Working From Home

work to do - small

We never know what change is coming at us.

Two months after my last post, Hurricane Matthew looked like he was going to grind up the entire Florida coast as a Cat 4. I dashed away from my out-of-town gig to rush home and evacuate my parents. Two hours into my five hour drive south I got a call from my boss saying, sorry, but we’re going to have to replace you immediately. We’ll get you back in here ASAP once your family responsibilities are complete. I said, OK, no problem. This is life as a storm adjuster who also lives in a hurricane prone state.

Can’t be everywhere at once.

One hour later – still rushing south – phone rings again. Different company asking me if I am available to lead an in-office storm team – right in my own home town! Oh, yes! How’s that for timing? Maybe God is in control?

That gig didn’t last long but segued into another also in my home town. Whew. Good thing too because by then I needed to attend all parental medical appointments, etc. Working out of town is no longer an option.

Fast forward one year. Hurricane Irma is coming and another out-of-the-blue call – offering me to:

WORK FROM HOME! 

Woot!!! Woot!!! World’s Biggest Woot!

The hours were brutal but completely flexible – allowing me to work as much as 77 hours/week while still getting my parents to appointments and walking their new dog. (Hah, that’s another post).

But, after ten months of that pace, I’d had enough. I took the slower summer season as the chance to change my Day Job. We’d been praying that this opportunity would come and it did. Same industry, different role. Still work from home. Still completely flexible hours – just a lot less of them and less emotionally draining.

I LOVE my Day Job!

And, since work is slow right now, I am still catching up on all sorts of things that were neglected: INCLUDING MY NOVEL! (See my writing blog update HERE.)

FIRST DRAFT = DONE!

 It’s been two+ years of hard work and sudden changes. I am thankful for the grace of God which continues to strengthen me for each step and allows me to face the future with peace – having seen His hand so clearly at work in the past.

2019 is going to be challenging in endless ways but when I can make myself stop and remember His past blessings, I can face the next round of the whirlwind.

Light Reading

From my LDavisCarpenter – Writer blog:

Light Reading

Posted on January 1, 2014

Bedtime Stories

Bedtime Stories

I was so exhausted by Penman’s Plantagenets that I searched for something in my To Be Read Pile that would be light and fun. So, of course, I settled on Hilary Mantel’s Bring Up the Bodies.

Really, I did. My other options were to start this or that series and I didn’t want to embark on another long-term commitment. Bring Up the Bodies was at hand, not nearly as massive as the three Penman tomes I’d finally completed and it is the 2nd in a trilogy I’d already started. So it took priority over starting something else.

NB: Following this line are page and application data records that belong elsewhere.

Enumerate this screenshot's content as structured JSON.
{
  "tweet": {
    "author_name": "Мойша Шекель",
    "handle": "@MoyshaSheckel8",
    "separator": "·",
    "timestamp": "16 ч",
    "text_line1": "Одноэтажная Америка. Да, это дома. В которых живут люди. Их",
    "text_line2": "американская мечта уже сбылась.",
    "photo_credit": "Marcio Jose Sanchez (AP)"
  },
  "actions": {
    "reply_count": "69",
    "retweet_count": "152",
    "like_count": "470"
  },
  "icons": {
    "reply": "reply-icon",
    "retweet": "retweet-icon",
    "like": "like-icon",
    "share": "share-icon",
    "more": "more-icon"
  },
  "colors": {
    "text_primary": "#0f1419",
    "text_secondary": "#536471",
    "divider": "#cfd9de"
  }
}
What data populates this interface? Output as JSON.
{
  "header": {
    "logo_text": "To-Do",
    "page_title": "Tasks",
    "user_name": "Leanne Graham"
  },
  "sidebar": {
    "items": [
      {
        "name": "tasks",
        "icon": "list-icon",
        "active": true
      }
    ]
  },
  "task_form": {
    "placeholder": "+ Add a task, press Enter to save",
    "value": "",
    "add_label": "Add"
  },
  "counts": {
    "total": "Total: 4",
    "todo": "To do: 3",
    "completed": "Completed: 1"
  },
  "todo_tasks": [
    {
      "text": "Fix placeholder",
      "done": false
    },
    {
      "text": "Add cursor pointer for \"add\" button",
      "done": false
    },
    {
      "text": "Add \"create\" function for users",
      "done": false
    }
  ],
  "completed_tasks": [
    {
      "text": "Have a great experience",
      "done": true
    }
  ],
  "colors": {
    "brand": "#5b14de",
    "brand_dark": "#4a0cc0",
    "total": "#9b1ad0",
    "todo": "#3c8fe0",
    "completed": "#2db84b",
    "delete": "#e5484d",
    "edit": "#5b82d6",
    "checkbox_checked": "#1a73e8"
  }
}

The good news – I zipped through it in less than a week. It was strange reading more Henry stuff but this is No. 8, rather than No. 2. My brain wanted to merge them together for a while but I finally left the Plantagenets behind and caught up with the Tudors.

The first book in the series, Wolf Hall, started off as a difficult read. Mantel has chosen an unusual point of view – 3rd person present tense – all from the head of Thomas Cromwell. It took me about one hundred pages to get the POV and voice to sink up with my brain – sort of like trying to read Shakespeare after many years away from it. Once I found the right groove my only problem was the occasional confusing pronoun reference. Mantel’s writing is so immediate and nearly stream of conscious that it was easy to lose track of the “he” references in Wolf Hall.

Delving back into Thomas Cromwell’s head in Bring Up the Bodies was a synch. And I was thrilled to see that Mantel had found a device to solve the pronoun reference problem without tampering with her distinctive voice. In a given paragraph, if there is a risk of the “he” pronoun reference being unclear, she now writes, “he, Cromwell, blah, blah, blah”. Like the rest of the book, it is unusual but it works.

As to the story – Oh, my. Mantel’s Thomas Cromwell is a disturbing enigma but how else do you explain the contradictions present in this singular human being? I flew through the book even already knowing the historical outcome.

Highly Recommended.